A roundup of today’s big stories in hyperlocal content, commerce, and technology.
Apple Apologizes for Misstep on Maps (New York Times)
Timothy D. Cook, Apple’s chief executive, released an apologetic letter to customers on Friday, making the remarkable suggestion that they try alternative map services from rivals like Microsoft and Google while Apple improves its own maps. “We are extremely sorry for the frustration this has caused our customers, and we are doing everything we can to make Maps better,” Mr. Cook wrote.
Foursquare Keeps Moving into Local Search with Open Table Reservations (GigaOm)
Foursquare and Open Table’s new partnership is just the latest in the location-based app’s moves into the local search arena, challenging popular resources like Yelp by aggregating user check-ins to provide personalized recommendations. Booking tables seems like the next step in these moves.
Nokia Seals Mapping Deal With Oracle (Wall Street Journal)
Nokia, looking to increase use of its mapping software, will unveil a new deal with Oracle intended to give Oracle’s stable of customers access to Nokia’s growing vault of map data and location services. The deal, set to be announced Monday at the OracleWorld conference in San Francisco, is seen by Nokia executives as a route to significantly expanding Nokia’s mapping services, which compete head to head with Google Maps.
Urban Airship Unveils New Geotargeting Service (Media Post)
App notification and messaging platform Urban Airship on Monday launched a new service for delivering location-targeted messages in apps. The company’s Location Messaging Service allows marketers to combine a user’s current location and location history, along with in-app behaviors and interests to enhance the relevance of mobile messaging.
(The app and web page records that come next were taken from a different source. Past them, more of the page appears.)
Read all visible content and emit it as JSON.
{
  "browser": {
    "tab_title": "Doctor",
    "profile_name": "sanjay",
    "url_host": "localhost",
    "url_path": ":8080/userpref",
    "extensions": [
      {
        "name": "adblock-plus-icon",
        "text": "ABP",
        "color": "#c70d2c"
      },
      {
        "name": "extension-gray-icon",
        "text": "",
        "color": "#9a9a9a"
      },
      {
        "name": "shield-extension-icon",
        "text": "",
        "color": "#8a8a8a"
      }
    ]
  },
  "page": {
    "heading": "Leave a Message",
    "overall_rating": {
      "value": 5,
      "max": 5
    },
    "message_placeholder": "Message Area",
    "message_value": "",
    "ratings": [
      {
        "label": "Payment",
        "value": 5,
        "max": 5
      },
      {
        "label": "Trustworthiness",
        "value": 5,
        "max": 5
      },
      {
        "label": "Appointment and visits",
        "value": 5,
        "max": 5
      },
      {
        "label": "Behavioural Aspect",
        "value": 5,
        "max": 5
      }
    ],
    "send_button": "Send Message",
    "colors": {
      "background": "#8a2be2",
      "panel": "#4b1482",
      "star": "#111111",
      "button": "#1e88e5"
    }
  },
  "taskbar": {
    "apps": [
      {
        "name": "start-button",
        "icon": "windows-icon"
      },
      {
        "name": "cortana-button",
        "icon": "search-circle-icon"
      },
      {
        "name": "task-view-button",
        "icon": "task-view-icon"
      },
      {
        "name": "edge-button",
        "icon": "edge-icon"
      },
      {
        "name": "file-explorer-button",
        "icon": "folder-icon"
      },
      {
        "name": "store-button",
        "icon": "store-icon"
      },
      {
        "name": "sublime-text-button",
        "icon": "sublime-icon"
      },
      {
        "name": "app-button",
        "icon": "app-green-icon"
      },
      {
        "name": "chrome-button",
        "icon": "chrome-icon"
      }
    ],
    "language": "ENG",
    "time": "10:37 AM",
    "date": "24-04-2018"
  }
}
Small Business Advertisers Like Facebook’s Immediacy, But Not Its Metrics (Mashable)
One of the major complaints from small business owners on Facebook is that there’s no way to measure real-time activity or to distinguish that the people who were engaging with the Page the day before aren’t the same ones engaging with the Page the next day. The quality of data on Facebook still pales in comparison to Google, where you can track a consumer’s journey from a search to clicking through an ad to actually buying a product.
Socialize’s New Ad Platform Turns Passbook Passes Into Mobile Ads (TechCrunch)
There have been Passbook loyalty card and coupon creation apps, tools to send Passbook mobile coupons via SMS, and now this – a solution that turns a Passbook pass into a 320×50 mobile ad unit that can be shown anywhere. The Passbook Ad Platform comes from Socialize, the startup offering developers a drop-in social platform for their mobile applications